Equine Herpes Virus (EHV-1) infection in horses can cause respiratory disease, abortion in mares, neonatal foal death, and/or neurologic disease. The neurologic form of EHV-1 is called Equine Herpes Virus Myeloencephalopathy (EHM). The virus can spread through the air, contaminated equipment, clothing and hands. EHV-1 is endemic to the United States and is usually handled by the States involved; USDA becomes involved in cases involving multiple States or movement of horses across State lines.

2011 Incident Information

State and Federal Resources Allocated in Response to the Ogden, Utah EHV-1 Disease Outbreak (pdf)

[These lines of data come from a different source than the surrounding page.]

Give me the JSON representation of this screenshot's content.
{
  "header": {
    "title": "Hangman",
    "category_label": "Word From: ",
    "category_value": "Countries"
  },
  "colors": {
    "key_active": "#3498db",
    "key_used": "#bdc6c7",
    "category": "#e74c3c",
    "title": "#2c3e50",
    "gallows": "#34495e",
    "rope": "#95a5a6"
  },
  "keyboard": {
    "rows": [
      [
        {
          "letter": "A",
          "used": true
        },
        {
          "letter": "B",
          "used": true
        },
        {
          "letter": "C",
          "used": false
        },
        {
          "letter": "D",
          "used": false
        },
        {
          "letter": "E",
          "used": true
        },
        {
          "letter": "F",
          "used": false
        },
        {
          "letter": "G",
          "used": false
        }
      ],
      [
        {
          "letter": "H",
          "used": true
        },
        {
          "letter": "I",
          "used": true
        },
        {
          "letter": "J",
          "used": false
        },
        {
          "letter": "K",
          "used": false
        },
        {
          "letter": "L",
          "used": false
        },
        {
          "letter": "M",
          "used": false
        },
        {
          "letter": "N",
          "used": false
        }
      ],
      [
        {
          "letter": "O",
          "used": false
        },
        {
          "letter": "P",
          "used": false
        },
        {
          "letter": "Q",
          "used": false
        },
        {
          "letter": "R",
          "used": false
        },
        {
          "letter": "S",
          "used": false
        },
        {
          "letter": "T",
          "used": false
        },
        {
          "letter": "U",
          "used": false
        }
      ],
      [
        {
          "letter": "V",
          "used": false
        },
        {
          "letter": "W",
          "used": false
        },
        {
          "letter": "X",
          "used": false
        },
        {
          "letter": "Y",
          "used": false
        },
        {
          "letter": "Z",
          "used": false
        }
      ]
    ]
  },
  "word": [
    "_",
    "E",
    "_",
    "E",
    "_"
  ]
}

Several horses that competed in the National Cutting Horse Association Western National Championship in Ogden, Utah, on April 29-May 8, 2011, were diagnosed with EHV-1. Following that event, reports were received about affected horses from multiple States and Western Canada, with several fatalities. Weekly situation reports were provided by APHIS VS from May 19 through June 23, 2011. A total of 90 confirmed EHV-1 or EHM cases were reported in 10 States (AZ, DA, CO, ID, NM, NV, OK, OR, UT, and WA). The total confirmed cases and fatalities as of June 22, 2011 are shown in the table below.

 
# EHV-1 Confirmed Cases
# EHM Confirmed Cases
# Dead or Euthanized Suspect or Confirmed Cases
Primary Exposed Horses (at Ogden, UT event)
28
26
10
Secondary and Tertiary Exposed Horses
29
7
3
Total
57
33
13

 

 

EHV-1 Reports and Information

 

Additional EHM / EHV-1 Resources



Additional Information